Doing Control + L again on my SELECT query, and we want DimProductCategory this time. This is DimProduct. If we keep going to the right, here is DimProductCategory. SQL Server is already doing a clustered seek on this.
The first index that we created got us out of doing a clustered index scan on DimProductSubcategory. It’s back to doing that clustered index scan, because I dropped the first index we tried. But we are already doing a clustered index seek on this. It’s able to, for DimProductCategory, it’s able to seek to the rows that it wants already, and this might make you think, well, how is adding an index going to help?
We want to add an index that it can also seek on, but the idea is to give it a different path.
Because the clustered index, even if we’re seeking on it, the clustered index is the table itself. It contains all of the columns in a table. So an update that’s locking a row in the clustered index, it’s locking a row with all of our columns in it, right? So, let’s look at the properties of this one.
This time, we do have seek predicates, because we’re doing a seek, not a scan, and the seek predicate is on ProductCategoryKey. Our index here is going to be a simple index on ProductCategoryKey on DimProductCategory.
I’m going to go ahead and create that index, and let’s test and see if this index resolves our deadlock as well
Now that I have the index on DimProductCategory, the situation happens again.
Our transaction begins. The first update runs. Now in the second session, it runs the SELECT, and this time, it isn’t blocked.
This makes sense, because remember from our deadlock graph, when the SELECT query ran, it had a lock on one table. It was waiting for a lock on DimProductCategory. B
y creating this nonclustered index, which remember, we created this on ProductCategoryKey. We’ve created an index just for ProductCategoryKey. Look at this update statement that touches DimProductCategory. It isn’t updating that key value. It is updating the name.
So the nonclustered index that contains only the key value and doesn’t contain the name, it doesn’t have to get locked by that update, so we don’t get blocked in the first place.
Now there’s no blocking at all, and so, when the update completes, which, you know, I’m rolling back so it’s re-runnable, but imagine I committed it, then we don’t have the chance of a deadlock at all, because our SELECT query was never blocked.
The downside of this index is…
If someone goes and looks at our table on ProductCategory, what they’re going to see is we have what looks like a duplicate index situation.
I’ve run just the built-in sp_helpindex. It isn’t perfect, but it at least gives me the index keys, right? And it shows me that on this table, we had a clustered primary key on ProductCategoryKey.
So our whole table is ordered by ProductCategoryKey, and now I have a nonclustered index that only contains ProductCategoryKey. This nonclustered index, it isn’t going to be obvious that it’s there to prevent a deadlock from happening, so we need to– if we’re going to go this route and create and index that is a near-duplicate, they aren’t identical because the clustered index has all of the columns in the table in it, but these indexes do have the same key column.
We want to make sure if we do go this route that we have documentation to make sure that someone doesn’t come along and clean up our index, thinking, oh, that doesn’t need to be there.
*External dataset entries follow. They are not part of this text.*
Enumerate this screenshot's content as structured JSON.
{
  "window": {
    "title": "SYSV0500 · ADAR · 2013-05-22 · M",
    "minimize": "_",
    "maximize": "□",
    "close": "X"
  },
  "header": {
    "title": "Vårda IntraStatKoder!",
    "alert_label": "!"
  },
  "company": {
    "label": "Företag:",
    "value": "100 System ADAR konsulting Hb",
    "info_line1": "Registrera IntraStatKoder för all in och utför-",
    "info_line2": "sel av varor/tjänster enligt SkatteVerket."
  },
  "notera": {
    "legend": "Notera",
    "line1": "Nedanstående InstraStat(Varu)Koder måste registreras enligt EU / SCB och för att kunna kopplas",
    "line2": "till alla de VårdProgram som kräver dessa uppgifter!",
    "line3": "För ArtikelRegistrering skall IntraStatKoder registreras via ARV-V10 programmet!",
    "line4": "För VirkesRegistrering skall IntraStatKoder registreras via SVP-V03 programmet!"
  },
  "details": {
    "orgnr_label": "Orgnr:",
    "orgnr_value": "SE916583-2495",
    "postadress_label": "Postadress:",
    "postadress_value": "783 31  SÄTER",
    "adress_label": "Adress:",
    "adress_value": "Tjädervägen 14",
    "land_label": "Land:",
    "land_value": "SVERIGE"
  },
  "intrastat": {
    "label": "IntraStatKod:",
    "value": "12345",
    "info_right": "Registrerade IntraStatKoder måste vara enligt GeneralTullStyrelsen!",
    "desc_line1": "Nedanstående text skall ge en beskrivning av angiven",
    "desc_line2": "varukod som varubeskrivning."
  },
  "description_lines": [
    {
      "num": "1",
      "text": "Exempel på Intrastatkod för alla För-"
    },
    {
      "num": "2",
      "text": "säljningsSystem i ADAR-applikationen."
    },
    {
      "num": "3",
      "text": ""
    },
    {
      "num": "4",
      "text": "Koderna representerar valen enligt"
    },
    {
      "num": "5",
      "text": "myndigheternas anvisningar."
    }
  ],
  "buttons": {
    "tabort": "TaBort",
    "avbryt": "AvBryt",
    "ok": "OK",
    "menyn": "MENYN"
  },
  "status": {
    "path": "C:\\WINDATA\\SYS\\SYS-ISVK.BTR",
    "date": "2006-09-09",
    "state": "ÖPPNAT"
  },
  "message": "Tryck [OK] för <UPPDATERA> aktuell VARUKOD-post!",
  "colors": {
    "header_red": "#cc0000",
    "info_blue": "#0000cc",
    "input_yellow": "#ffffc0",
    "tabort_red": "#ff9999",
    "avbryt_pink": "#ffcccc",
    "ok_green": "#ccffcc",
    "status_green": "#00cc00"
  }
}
Those are two index solutions to this problem. I hope you enjoyed playing along.
If you would like to solve another deadlock…
The course Troubleshooting Blocking and Deadlocks for Beginners has a whole section on deadlocks and a totally different example deadlock that you can try your hand at solving.
Thanks for playing along in this SQL challenge. I hope that you had as much fun as I did. I’ll see you in a future challenge.